Soft skills for the future of work

Soft skills for the future of work

When it comes to applying for a job, having the right soft skills is crucial to employers. Chisholm Careers Counsellor Lawrence Moore explains.


Soft skills are personal attributes that are needed for success on the job, rather than technical abilities you learn at TAFE or university. Examples include having a good work ethic, being able to problem solve and having solid communication skills. 

Chisholm Careers Counsellor Lawrence Moore says these kinds of soft skills are “ultra-important” to employers. In fact, it’s one of the reasons why big firms like PwC are offering higher apprenticeships.  

Whereas in the past, you’d have to go to university, get a degree, do a grad program then start your career in professional services, now there’s another option. With higher apprenticeships, you’re earning, learning on the job and getting your qualification all at the same time.  

 “Consultancy firms would traditionally hire graduates from the top-end universities – the cream of the crop – bring them in only to find it takes them about a year to become productive,” says Lawrence. “They may have all the technical skills and knowledge, but lack soft skills to, for example, be able to deal with a customer. Soft skills are crucial to employers.” 

So, which soft skills are in high demand? Let’s take a look. 

Effective communication skills 

Being able to communicate with a diverse range of people from all walks of life is extremely important in this day and age. Demonstrating that you can deal with all sorts of people, whether they are older, younger, or from different cultures, will hold you in good stead when it comes to employability. 


Being able to collaborate and work things out together is another soft skill employers are looking for, Lawrence says. “In a workplace, you need to be able to recognise that different people have different strengths and to see that as a positive, rather than something to compete with,” he says. 

It’s one of the reasons why interviewers often ask for an example of when you’ve done something effectively in a team that you couldn’t have achieved individually. “A team can be more than a sum of the parts, and that’s an important learning to demonstrate when you’re marketing yourself to an employer,” Lawrence says. 

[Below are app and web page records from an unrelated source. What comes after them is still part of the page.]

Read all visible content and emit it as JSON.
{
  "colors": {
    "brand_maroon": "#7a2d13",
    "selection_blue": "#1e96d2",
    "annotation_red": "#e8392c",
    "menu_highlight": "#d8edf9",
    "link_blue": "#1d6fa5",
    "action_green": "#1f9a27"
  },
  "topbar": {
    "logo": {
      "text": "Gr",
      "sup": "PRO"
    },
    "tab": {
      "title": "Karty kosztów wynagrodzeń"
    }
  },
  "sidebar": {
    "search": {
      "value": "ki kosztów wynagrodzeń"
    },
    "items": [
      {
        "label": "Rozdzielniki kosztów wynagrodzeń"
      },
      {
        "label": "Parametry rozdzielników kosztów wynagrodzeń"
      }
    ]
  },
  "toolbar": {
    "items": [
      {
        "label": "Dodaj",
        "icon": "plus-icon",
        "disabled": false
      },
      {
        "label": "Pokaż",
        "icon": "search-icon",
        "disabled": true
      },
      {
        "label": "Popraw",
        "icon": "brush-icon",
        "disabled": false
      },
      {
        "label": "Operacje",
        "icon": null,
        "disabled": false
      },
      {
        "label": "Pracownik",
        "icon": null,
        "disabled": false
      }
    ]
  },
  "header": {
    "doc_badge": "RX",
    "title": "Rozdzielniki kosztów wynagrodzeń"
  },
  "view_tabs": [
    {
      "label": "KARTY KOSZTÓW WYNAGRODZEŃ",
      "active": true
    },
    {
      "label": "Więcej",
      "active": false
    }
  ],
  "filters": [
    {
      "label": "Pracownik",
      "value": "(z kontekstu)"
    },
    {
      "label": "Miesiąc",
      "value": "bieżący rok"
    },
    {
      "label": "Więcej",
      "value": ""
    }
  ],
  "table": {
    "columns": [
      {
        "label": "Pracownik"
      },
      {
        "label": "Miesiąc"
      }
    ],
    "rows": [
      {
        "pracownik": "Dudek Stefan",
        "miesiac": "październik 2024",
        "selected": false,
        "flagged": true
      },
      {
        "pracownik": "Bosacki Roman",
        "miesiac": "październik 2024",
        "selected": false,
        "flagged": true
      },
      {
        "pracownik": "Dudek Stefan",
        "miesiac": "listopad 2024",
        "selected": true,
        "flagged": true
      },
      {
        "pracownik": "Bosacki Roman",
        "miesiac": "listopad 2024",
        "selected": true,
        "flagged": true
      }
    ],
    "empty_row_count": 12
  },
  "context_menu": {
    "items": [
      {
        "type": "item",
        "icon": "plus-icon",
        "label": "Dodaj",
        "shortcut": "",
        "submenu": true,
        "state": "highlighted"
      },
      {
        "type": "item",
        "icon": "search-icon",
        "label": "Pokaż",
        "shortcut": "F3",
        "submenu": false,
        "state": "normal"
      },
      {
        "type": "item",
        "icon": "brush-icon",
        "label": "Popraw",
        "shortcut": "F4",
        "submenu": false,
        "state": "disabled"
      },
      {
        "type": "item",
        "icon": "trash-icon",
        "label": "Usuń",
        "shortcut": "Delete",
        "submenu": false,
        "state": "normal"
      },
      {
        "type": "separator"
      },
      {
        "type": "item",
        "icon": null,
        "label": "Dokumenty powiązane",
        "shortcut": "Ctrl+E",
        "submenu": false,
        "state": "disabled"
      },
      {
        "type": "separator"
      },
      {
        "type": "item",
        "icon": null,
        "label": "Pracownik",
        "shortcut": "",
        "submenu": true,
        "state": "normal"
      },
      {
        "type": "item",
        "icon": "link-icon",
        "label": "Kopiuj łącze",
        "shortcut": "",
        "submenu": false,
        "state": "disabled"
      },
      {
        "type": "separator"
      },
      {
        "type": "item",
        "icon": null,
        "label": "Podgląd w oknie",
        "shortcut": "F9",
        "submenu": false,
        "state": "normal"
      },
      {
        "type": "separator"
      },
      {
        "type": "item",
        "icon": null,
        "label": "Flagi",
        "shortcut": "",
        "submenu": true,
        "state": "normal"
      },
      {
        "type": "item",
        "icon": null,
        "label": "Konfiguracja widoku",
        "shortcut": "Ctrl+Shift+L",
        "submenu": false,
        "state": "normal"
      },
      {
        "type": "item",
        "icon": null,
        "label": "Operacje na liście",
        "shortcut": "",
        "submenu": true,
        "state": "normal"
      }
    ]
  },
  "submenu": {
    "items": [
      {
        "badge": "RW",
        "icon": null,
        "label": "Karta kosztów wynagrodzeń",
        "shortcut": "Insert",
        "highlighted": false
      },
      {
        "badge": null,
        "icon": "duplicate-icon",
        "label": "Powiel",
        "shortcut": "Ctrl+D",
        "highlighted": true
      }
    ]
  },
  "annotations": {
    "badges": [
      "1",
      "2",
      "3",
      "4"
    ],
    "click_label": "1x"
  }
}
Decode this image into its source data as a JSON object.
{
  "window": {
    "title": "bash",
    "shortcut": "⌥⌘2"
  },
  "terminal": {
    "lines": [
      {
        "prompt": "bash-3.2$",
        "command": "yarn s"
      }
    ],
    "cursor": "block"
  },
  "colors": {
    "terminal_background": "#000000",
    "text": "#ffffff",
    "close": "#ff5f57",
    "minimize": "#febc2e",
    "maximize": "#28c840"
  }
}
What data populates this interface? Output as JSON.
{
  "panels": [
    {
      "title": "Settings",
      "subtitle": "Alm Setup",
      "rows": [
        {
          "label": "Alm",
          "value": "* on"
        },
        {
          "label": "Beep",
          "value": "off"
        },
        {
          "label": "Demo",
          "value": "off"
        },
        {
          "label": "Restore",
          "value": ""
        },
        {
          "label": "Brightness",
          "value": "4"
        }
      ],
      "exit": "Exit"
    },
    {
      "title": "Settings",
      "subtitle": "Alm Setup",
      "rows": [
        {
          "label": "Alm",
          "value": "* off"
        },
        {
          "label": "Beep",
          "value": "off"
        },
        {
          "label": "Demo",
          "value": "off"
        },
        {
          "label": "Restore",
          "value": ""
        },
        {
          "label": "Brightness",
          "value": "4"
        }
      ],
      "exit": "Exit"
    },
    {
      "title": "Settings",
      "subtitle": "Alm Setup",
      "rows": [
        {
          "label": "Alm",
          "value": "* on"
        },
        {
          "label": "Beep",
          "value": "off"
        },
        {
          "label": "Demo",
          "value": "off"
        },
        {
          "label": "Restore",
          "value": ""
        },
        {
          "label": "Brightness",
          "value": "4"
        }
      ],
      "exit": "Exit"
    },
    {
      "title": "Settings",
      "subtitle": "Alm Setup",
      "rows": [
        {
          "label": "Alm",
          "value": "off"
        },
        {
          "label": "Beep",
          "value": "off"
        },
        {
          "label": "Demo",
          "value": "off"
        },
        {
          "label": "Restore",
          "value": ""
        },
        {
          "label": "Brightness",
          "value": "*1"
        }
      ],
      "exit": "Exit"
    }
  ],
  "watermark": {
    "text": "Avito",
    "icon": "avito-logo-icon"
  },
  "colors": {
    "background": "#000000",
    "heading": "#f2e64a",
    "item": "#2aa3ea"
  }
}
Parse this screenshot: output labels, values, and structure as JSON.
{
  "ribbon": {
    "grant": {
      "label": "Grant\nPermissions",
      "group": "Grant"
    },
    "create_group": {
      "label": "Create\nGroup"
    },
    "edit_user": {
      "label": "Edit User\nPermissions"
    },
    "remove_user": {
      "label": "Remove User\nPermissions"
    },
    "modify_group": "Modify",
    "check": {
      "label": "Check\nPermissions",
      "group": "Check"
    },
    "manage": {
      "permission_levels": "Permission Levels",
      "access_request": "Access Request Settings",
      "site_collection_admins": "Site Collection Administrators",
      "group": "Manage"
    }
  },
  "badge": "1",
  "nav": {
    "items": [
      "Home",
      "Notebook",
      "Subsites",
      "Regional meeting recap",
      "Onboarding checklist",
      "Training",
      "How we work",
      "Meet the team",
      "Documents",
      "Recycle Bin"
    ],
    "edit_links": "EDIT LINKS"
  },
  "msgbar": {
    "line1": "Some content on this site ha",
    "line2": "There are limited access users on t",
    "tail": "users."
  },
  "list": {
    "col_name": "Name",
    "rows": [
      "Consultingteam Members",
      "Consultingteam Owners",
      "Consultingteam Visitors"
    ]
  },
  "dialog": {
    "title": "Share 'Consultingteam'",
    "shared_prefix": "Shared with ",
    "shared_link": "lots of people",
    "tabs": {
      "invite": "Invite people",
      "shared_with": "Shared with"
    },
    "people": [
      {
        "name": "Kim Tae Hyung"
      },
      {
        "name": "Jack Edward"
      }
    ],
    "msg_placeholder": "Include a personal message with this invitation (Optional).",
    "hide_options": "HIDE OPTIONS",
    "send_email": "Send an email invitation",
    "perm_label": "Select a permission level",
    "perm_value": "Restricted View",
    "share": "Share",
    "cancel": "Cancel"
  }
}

Dependability is another key soft skill. “This is a huge one for employers, especially when they’re assessing applicants without a proven work history,” says Lawrence. “They want to know you have the work ethic to turn up on time or at least to give lots of notice if you’re running late or not going to make it. Likewise, they want assurance that given a task, you’ll see it through or if you can’t, you’ll ask for help.” 


As we all know, things don’t always go to plan, but it’s important to be able to adapt and be flexible. 

How do you deal with change? How resilient are you?  

Are you good at creating a plan B if plan A doesn’t work? What examples can you provide to prospective employers to show you are adaptable? 

These skills are more essential than ever nowadays, given the changing work conditions. 

Conflict resolution 

The ability to see conflict as a positive thing in a working relationship is vital, Lawrence says.  

“Personally, I’ve always liked people with a different personality type to me,” he says. “I tend to see only the big picture and the positive outcomes. For that reason, I need someone around me who is a nit-picker who can see what could go wrong.” 

Lawrence says that sometimes being able to resolve conflict is a skill that evolves with time. “You may not realise it when you’re 20, but as you get older you may come to appreciate the value of having people who are different from you,” he says. 

Leadership skills 

Even if you don’t aspire to a leadership position, leadership skills are important. In a team setting, for example, you may be required to show leadership skills from time to time, so this soft skill will be looked upon favourably by employers. 

Emotional intelligence is another soft skill that’s highly sought after. Emotional intelligence ties in with having strong social skills and a sense of empathy, which all affect your ability to get along with others in the workplace. 

Problem solving and critical thinking 

Being able to solve problems is another soft skill employers want to see. Can you get past roadblocks? 

Likewise, critical thinking comes in handy on the job. Being able to objectively question, analyse and evaluate is a useful skill, as it can help prevent mistakes from being made and save employers time and money. 

Research skills 

Another soft skill to be aware of is your ability to find information from a variety of sources. Googling something on the internet is one thing, but can you go through an organisation’s library or data system to find information? Again, this can save employers time and money, as you won’t be recreating the wheel. 


Even in technical jobs, creativity is a fundamental soft skill. Creativity isn’t just about coming up with innovative concepts, it’s about thinking outside the box and coming up with solutions that other people haven’t thought of. 


In some organisations, integrity may be the most important soft skill employers are looking for. Whether you’re handling the petty cash in a small retail shop or dealing with sensitive data in the corporate sector, employers want to know you are trustworthy and that you understand how to handle the information you’re privy to.